I also see new winking at me at line 57 but no delete :slight_smile: so I guess this rudimentary implementation is a bit rudimentary.

We anyway got very distracted. I really would have liked to try and see what actually happens when we traverse the adjacent nodes. Quoting myself:

I will anyway do this as an exercise, when I find the time. I was just hoping that @grossdan will help me do it, I am not too self-driven.

This code is simply an illustration to help visualize how adjacent nodes could be accessed via pointers and an array lookup.

I think this should suffice to compare it with a similar lookup in Prolog, where some of it will be hash lookups, and others a linear search if there are less than 17 adjacency predicates while hash lookups when more.

Also, the algorithm in prolog will have backtracking to access a next node, while the algorithm in C will have a next pointer lookup.

Below is how the algorithm in C for depth first search might look like. I will try to write it up later today …

I am assuming no cycles, otherwise you would, for example, maintain a visited list you pass along, and test it, an addition quite like in prolog might do.

// given a graph, a starting vertex:src, do a dfs until you identify the destination vertex dest

// 1. if src has no adjacency then end, report not (yet) found
// 2. retrieve the adjacency head of src
// 3. if head = dest, done, end, report found
// 4. otherwise, search dfs for that node
// 5. if failed, and unless last node, – otherwise report end and success
// 5.1 go to next node n
// 5.2 do dfs for n
// 6. if failed, report failure, else, report success

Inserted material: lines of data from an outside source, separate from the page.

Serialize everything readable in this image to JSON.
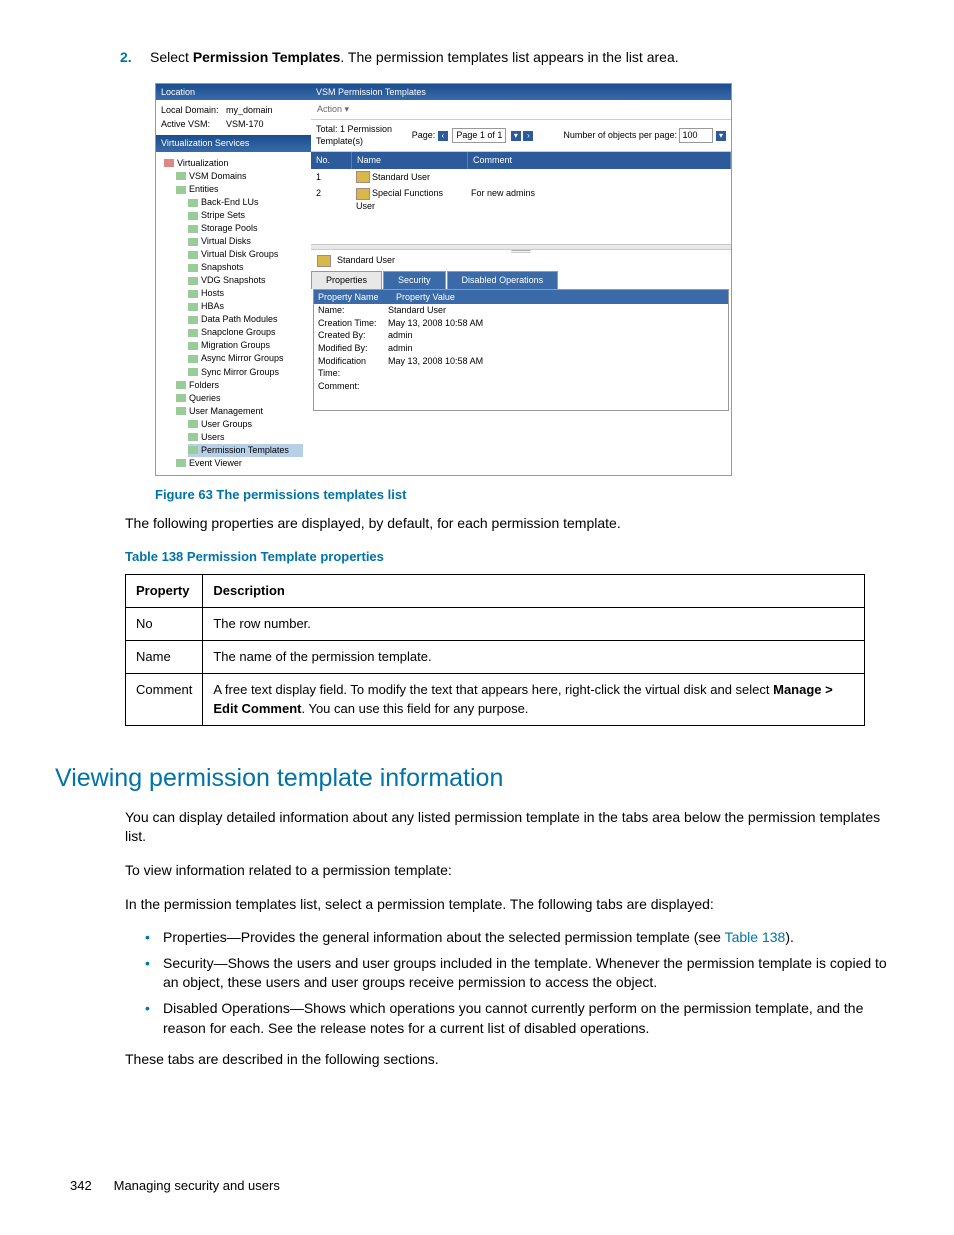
{
  "step": {
    "num": "2.",
    "pre": "Select ",
    "bold": "Permission Templates",
    "post": ". The permission templates list appears in the list area."
  },
  "ss": {
    "location_title": "Location",
    "local_domain_label": "Local Domain:",
    "local_domain": "my_domain",
    "active_vsm_label": "Active VSM:",
    "active_vsm": "VSM-170",
    "vserv_title": "Virtualization Services",
    "tree": [
      {
        "d": 0,
        "t": "Virtualization"
      },
      {
        "d": 1,
        "t": "VSM Domains"
      },
      {
        "d": 1,
        "t": "Entities"
      },
      {
        "d": 2,
        "t": "Back-End LUs"
      },
      {
        "d": 2,
        "t": "Stripe Sets"
      },
      {
        "d": 2,
        "t": "Storage Pools"
      },
      {
        "d": 2,
        "t": "Virtual Disks"
      },
      {
        "d": 2,
        "t": "Virtual Disk Groups"
      },
      {
        "d": 2,
        "t": "Snapshots"
      },
      {
        "d": 2,
        "t": "VDG Snapshots"
      },
      {
        "d": 2,
        "t": "Hosts"
      },
      {
        "d": 2,
        "t": "HBAs"
      },
      {
        "d": 2,
        "t": "Data Path Modules"
      },
      {
        "d": 2,
        "t": "Snapclone Groups"
      },
      {
        "d": 2,
        "t": "Migration Groups"
      },
      {
        "d": 2,
        "t": "Async Mirror Groups"
      },
      {
        "d": 2,
        "t": "Sync Mirror Groups"
      },
      {
        "d": 1,
        "t": "Folders"
      },
      {
        "d": 1,
        "t": "Queries"
      },
      {
        "d": 1,
        "t": "User Management"
      },
      {
        "d": 2,
        "t": "User Groups"
      },
      {
        "d": 2,
        "t": "Users"
      },
      {
        "d": 2,
        "t": "Permission Templates",
        "sel": true
      },
      {
        "d": 1,
        "t": "Event Viewer"
      }
    ],
    "right_title": "VSM Permission Templates",
    "action": "Action ▾",
    "total": "Total: 1 Permission Template(s)",
    "page_label": "Page:",
    "page_box": "Page 1 of 1",
    "objs_label": "Number of objects per page:",
    "objs_val": "100",
    "col_no": "No.",
    "col_name": "Name",
    "col_comment": "Comment",
    "rows": [
      {
        "no": "1",
        "name": "Standard User",
        "comment": ""
      },
      {
        "no": "2",
        "name": "Special Functions User",
        "comment": "For new admins"
      }
    ],
    "selected": "Standard User",
    "tabs": {
      "props": "Properties",
      "sec": "Security",
      "dis": "Disabled Operations"
    },
    "propth1": "Property Name",
    "propth2": "Property Value",
    "props": [
      {
        "n": "Name:",
        "v": "Standard User"
      },
      {
        "n": "Creation Time:",
        "v": "May 13, 2008 10:58 AM"
      },
      {
        "n": "Created By:",
        "v": "admin"
      },
      {
        "n": "Modified By:",
        "v": "admin"
      },
      {
        "n": "Modification Time:",
        "v": "May 13, 2008 10:58 AM"
      },
      {
        "n": "Comment:",
        "v": ""
      }
    ]
  },
  "fig_caption": "Figure 63 The permissions templates list",
  "intro_text": "The following properties are displayed, by default, for each permission template.",
  "table_caption": "Table 138 Permission Template properties",
  "table": {
    "h1": "Property",
    "h2": "Description",
    "rows": [
      {
        "p": "No",
        "d": "The row number."
      },
      {
        "p": "Name",
        "d": "The name of the permission template."
      },
      {
        "p": "Comment",
        "d_pre": "A free text display field. To modify the text that appears here, right-click the virtual disk and select ",
        "d_b": "Manage > Edit Comment",
        "d_post": ". You can use this field for any purpose."
      }
    ]
  },
  "heading": "Viewing permission template information",
  "p1": "You can display detailed information about any listed permission template in the tabs area below the permission templates list.",
  "p2": "To view information related to a permission template:",
  "p3": "In the permission templates list, select a permission template. The following tabs are displayed:",
  "bullets": [
    {
      "pre": "Properties—Provides the general information about the selected permission template (see ",
      "link": "Table 138",
      "post": ")."
    },
    {
      "text": "Security—Shows the users and user groups included in the template. Whenever the permission template is copied to an object, these users and user groups receive permission to access the object."
    },
    {
      "text": "Disabled Operations—Shows which operations you cannot currently perform on the permission template, and the reason for each. See the release notes for a current list of disabled operations."
    }
  ],
  "p4": "These tabs are described in the following sections.",
  "footer": {
    "page": "342",
    "title": "Managing security and users"
  }
}
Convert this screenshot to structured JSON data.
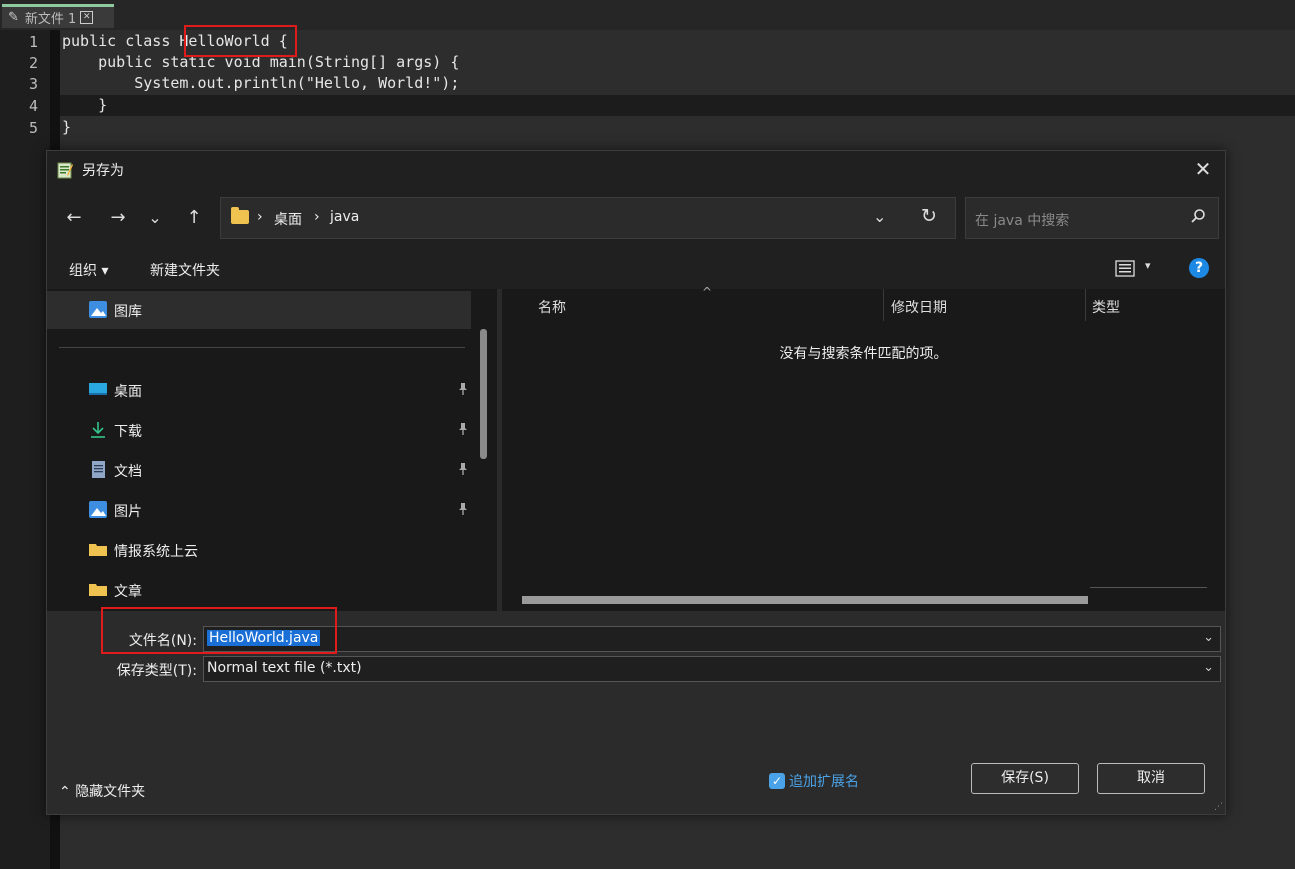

I think an algorithm above simply makes use of repeated pointer lockups to advance in the graph, first to identify a vertex adjacency list, and then each node in the adjacency list

True no proof.

If i seek proof, i would indeed implement it fully and test it with a 1M node and link graph – which I will likely do in the end-- but, I think one can discuss the architecture / design of two systems to compare them as well – qualitatively.

The difference in approach (hash, linear search, backtracking, VMIs, vs. array, pointers arithmetic and access, recursive calls in C), should be indicative if the implementations in each system is very different.

Also, a comparision side by side is very instructive to better understand both designs